::: DATA FOR REVIEW

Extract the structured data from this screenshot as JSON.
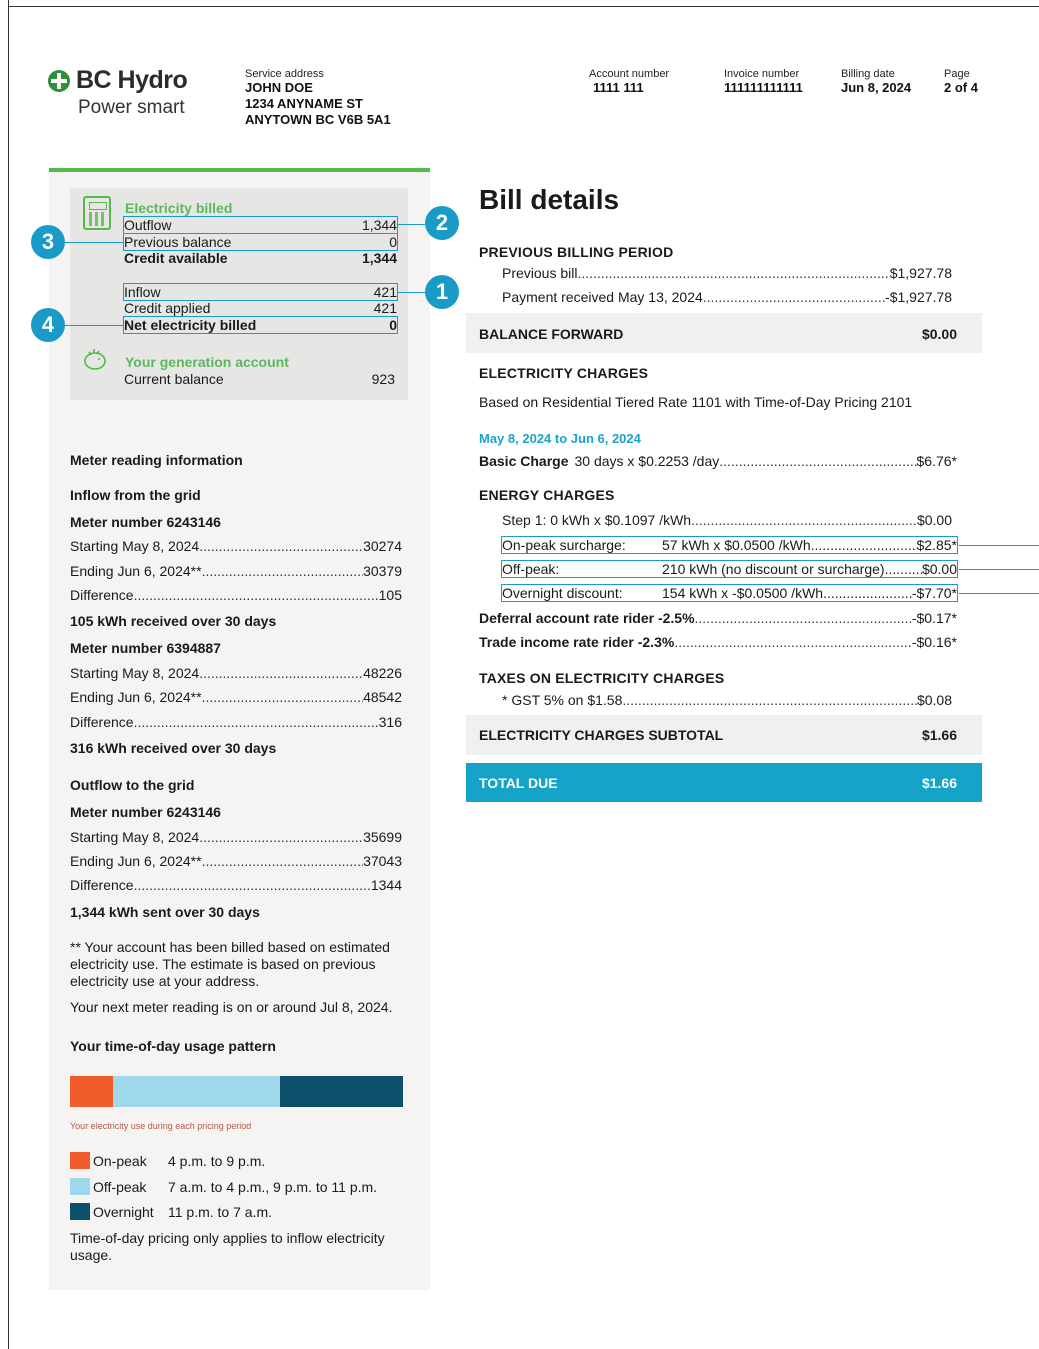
{
  "header": {
    "brand": "BC Hydro",
    "tagline": "Power smart",
    "service_address_label": "Service address",
    "service_name": "JOHN DOE",
    "service_street": "1234 ANYNAME ST",
    "service_city": "ANYTOWN BC  V6B 5A1",
    "account_label": "Account number",
    "account_value": "1111 111",
    "invoice_label": "Invoice number",
    "invoice_value": "111111111111",
    "billing_date_label": "Billing date",
    "billing_date_value": "Jun 8, 2024",
    "page_label": "Page",
    "page_value": "2 of 4"
  },
  "summary": {
    "title": "Electricity billed",
    "outflow_label": "Outflow",
    "outflow_value": "1,344",
    "prev_label": "Previous balance",
    "prev_value": "0",
    "credit_avail_label": "Credit available",
    "credit_avail_value": "1,344",
    "inflow_label": "Inflow",
    "inflow_value": "421",
    "credit_applied_label": "Credit applied",
    "credit_applied_value": "421",
    "net_label": "Net electricity billed",
    "net_value": "0",
    "gen_title": "Your generation account",
    "gen_balance_label": "Current balance",
    "gen_balance_value": "923",
    "callouts": [
      "1",
      "2",
      "3",
      "4"
    ]
  },
  "meter": {
    "title": "Meter reading information",
    "inflow_title": "Inflow from the grid",
    "m1_title": "Meter number 6243146",
    "m1_start_label": "Starting May 8, 2024",
    "m1_start": "30274",
    "m1_end_label": "Ending Jun 6, 2024**",
    "m1_end": "30379",
    "m1_diff_label": "Difference",
    "m1_diff": "105",
    "m1_summary": "105 kWh received over 30 days",
    "m2_title": "Meter number 6394887",
    "m2_start_label": "Starting May 8, 2024",
    "m2_start": "48226",
    "m2_end_label": "Ending Jun 6, 2024**",
    "m2_end": "48542",
    "m2_diff_label": "Difference",
    "m2_diff": "316",
    "m2_summary": "316 kWh received over 30 days",
    "outflow_title": "Outflow to the grid",
    "m3_title": "Meter number 6243146",
    "m3_start_label": "Starting May 8, 2024",
    "m3_start": "35699",
    "m3_end_label": "Ending Jun 6, 2024**",
    "m3_end": "37043",
    "m3_diff_label": "Difference",
    "m3_diff": "1344",
    "m3_summary": "1,344 kWh sent over 30 days",
    "note": "** Your account has been billed based on estimated electricity use. The estimate is based on previous electricity use at your address.",
    "next_reading": "Your next meter reading is on or around Jul 8, 2024."
  },
  "tod": {
    "title": "Your time-of-day usage pattern",
    "bar_caption": "Your electricity use during each pricing period",
    "shares": {
      "on_peak": 0.13,
      "off_peak": 0.5,
      "overnight": 0.37
    },
    "colors": {
      "on_peak": "#f15a29",
      "off_peak": "#9fd8ea",
      "overnight": "#0f4f6e"
    },
    "legend": [
      {
        "name": "On-peak",
        "hours": "4 p.m. to 9 p.m."
      },
      {
        "name": "Off-peak",
        "hours": "7 a.m. to 4 p.m., 9 p.m. to 11 p.m."
      },
      {
        "name": "Overnight",
        "hours": "11 p.m. to 7 a.m."
      }
    ],
    "footnote": "Time-of-day pricing only applies to inflow electricity usage."
  },
  "bill": {
    "title": "Bill details",
    "prev_period_title": "PREVIOUS BILLING PERIOD",
    "prev_bill_label": "Previous bill",
    "prev_bill_value": "$1,927.78",
    "payment_label": "Payment received May 13, 2024",
    "payment_value": "-$1,927.78",
    "balance_forward_label": "BALANCE FORWARD",
    "balance_forward_value": "$0.00",
    "elec_title": "ELECTRICITY CHARGES",
    "rate_desc": "Based on Residential Tiered Rate 1101 with Time-of-Day Pricing 2101",
    "period": "May 8, 2024 to Jun 6, 2024",
    "basic_label": "Basic Charge",
    "basic_desc": "30 days x $0.2253 /day",
    "basic_value": "$6.76*",
    "energy_title": "ENERGY CHARGES",
    "step1_label": "Step 1:  0 kWh x $0.1097 /kWh",
    "step1_value": "$0.00",
    "onpeak_label": "On-peak surcharge:",
    "onpeak_desc": "57 kWh x $0.0500 /kWh",
    "onpeak_value": "$2.85*",
    "offpeak_label": "Off-peak:",
    "offpeak_desc": "210 kWh (no discount or surcharge)",
    "offpeak_value": "$0.00",
    "overnight_label": "Overnight discount:",
    "overnight_desc": "154 kWh x -$0.0500 /kWh",
    "overnight_value": "-$7.70*",
    "deferral_label": "Deferral account rate rider -2.5%",
    "deferral_value": "-$0.17*",
    "trade_label": "Trade income rate rider -2.3%",
    "trade_value": "-$0.16*",
    "taxes_title": "TAXES ON ELECTRICITY CHARGES",
    "gst_label": "* GST 5% on $1.58",
    "gst_value": "$0.08",
    "subtotal_label": "ELECTRICITY CHARGES SUBTOTAL",
    "subtotal_value": "$1.66",
    "total_label": "TOTAL DUE",
    "total_value": "$1.66"
  }
}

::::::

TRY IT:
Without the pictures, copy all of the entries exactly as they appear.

EXPECTED ANSWER:
Extract the structured data from this screenshot as JSON.
{
  "header": {
    "brand": "BC Hydro",
    "tagline": "Power smart",
    "service_address_label": "Service address",
    "service_name": "JOHN DOE",
    "service_street": "1234 ANYNAME ST",
    "service_city": "ANYTOWN BC  V6B 5A1",
    "account_label": "Account number",
    "account_value": "1111 111",
    "invoice_label": "Invoice number",
    "invoice_value": "111111111111",
    "billing_date_label": "Billing date",
    "billing_date_value": "Jun 8, 2024",
    "page_label": "Page",
    "page_value": "2 of 4"
  },
  "summary": {
    "title": "Electricity billed",
    "outflow_label": "Outflow",
    "outflow_value": "1,344",
    "prev_label": "Previous balance",
    "prev_value": "0",
    "credit_avail_label": "Credit available",
    "credit_avail_value": "1,344",
    "inflow_label": "Inflow",
    "inflow_value": "421",
    "credit_applied_label": "Credit applied",
    "credit_applied_value": "421",
    "net_label": "Net electricity billed",
    "net_value": "0",
    "gen_title": "Your generation account",
    "gen_balance_label": "Current balance",
    "gen_balance_value": "923",
    "callouts": [
      "1",
      "2",
      "3",
      "4"
    ]
  },
  "meter": {
    "title": "Meter reading information",
    "inflow_title": "Inflow from the grid",
    "m1_title": "Meter number 6243146",
    "m1_start_label": "Starting May 8, 2024",
    "m1_start": "30274",
    "m1_end_label": "Ending Jun 6, 2024**",
    "m1_end": "30379",
    "m1_diff_label": "Difference",
    "m1_diff": "105",
    "m1_summary": "105 kWh received over 30 days",
    "m2_title": "Meter number 6394887",
    "m2_start_label": "Starting May 8, 2024",
    "m2_start": "48226",
    "m2_end_label": "Ending Jun 6, 2024**",
    "m2_end": "48542",
    "m2_diff_label": "Difference",
    "m2_diff": "316",
    "m2_summary": "316 kWh received over 30 days",
    "outflow_title": "Outflow to the grid",
    "m3_title": "Meter number 6243146",
    "m3_start_label": "Starting May 8, 2024",
    "m3_start": "35699",
    "m3_end_label": "Ending Jun 6, 2024**",
    "m3_end": "37043",
    "m3_diff_label": "Difference",
    "m3_diff": "1344",
    "m3_summary": "1,344 kWh sent over 30 days",
    "note": "** Your account has been billed based on estimated electricity use. The estimate is based on previous electricity use at your address.",
    "next_reading": "Your next meter reading is on or around Jul 8, 2024."
  },
  "tod": {
    "title": "Your time-of-day usage pattern",
    "bar_caption": "Your electricity use during each pricing period",
    "shares": {
      "on_peak": 0.13,
      "off_peak": 0.5,
      "overnight": 0.37
    },
    "colors": {
      "on_peak": "#f15a29",
      "off_peak": "#9fd8ea",
      "overnight": "#0f4f6e"
    },
    "legend": [
      {
        "name": "On-peak",
        "hours": "4 p.m. to 9 p.m."
      },
      {
        "name": "Off-peak",
        "hours": "7 a.m. to 4 p.m., 9 p.m. to 11 p.m."
      },
      {
        "name": "Overnight",
        "hours": "11 p.m. to 7 a.m."
      }
    ],
    "footnote": "Time-of-day pricing only applies to inflow electricity usage."
  },
  "bill": {
    "title": "Bill details",
    "prev_period_title": "PREVIOUS BILLING PERIOD",
    "prev_bill_label": "Previous bill",
    "prev_bill_value": "$1,927.78",
    "payment_label": "Payment received May 13, 2024",
    "payment_value": "-$1,927.78",
    "balance_forward_label": "BALANCE FORWARD",
    "balance_forward_value": "$0.00",
    "elec_title": "ELECTRICITY CHARGES",
    "rate_desc": "Based on Residential Tiered Rate 1101 with Time-of-Day Pricing 2101",
    "period": "May 8, 2024 to Jun 6, 2024",
    "basic_label": "Basic Charge",
    "basic_desc": "30 days x $0.2253 /day",
    "basic_value": "$6.76*",
    "energy_title": "ENERGY CHARGES",
    "step1_label": "Step 1:  0 kWh x $0.1097 /kWh",
    "step1_value": "$0.00",
    "onpeak_label": "On-peak surcharge:",
    "onpeak_desc": "57 kWh x $0.0500 /kWh",
    "onpeak_value": "$2.85*",
    "offpeak_label": "Off-peak:",
    "offpeak_desc": "210 kWh (no discount or surcharge)",
    "offpeak_value": "$0.00",
    "overnight_label": "Overnight discount:",
    "overnight_desc": "154 kWh x -$0.0500 /kWh",
    "overnight_value": "-$7.70*",
    "deferral_label": "Deferral account rate rider -2.5%",
    "deferral_value": "-$0.17*",
    "trade_label": "Trade income rate rider -2.3%",
    "trade_value": "-$0.16*",
    "taxes_title": "TAXES ON ELECTRICITY CHARGES",
    "gst_label": "* GST 5% on $1.58",
    "gst_value": "$0.08",
    "subtotal_label": "ELECTRICITY CHARGES SUBTOTAL",
    "subtotal_value": "$1.66",
    "total_label": "TOTAL DUE",
    "total_value": "$1.66"
  }
}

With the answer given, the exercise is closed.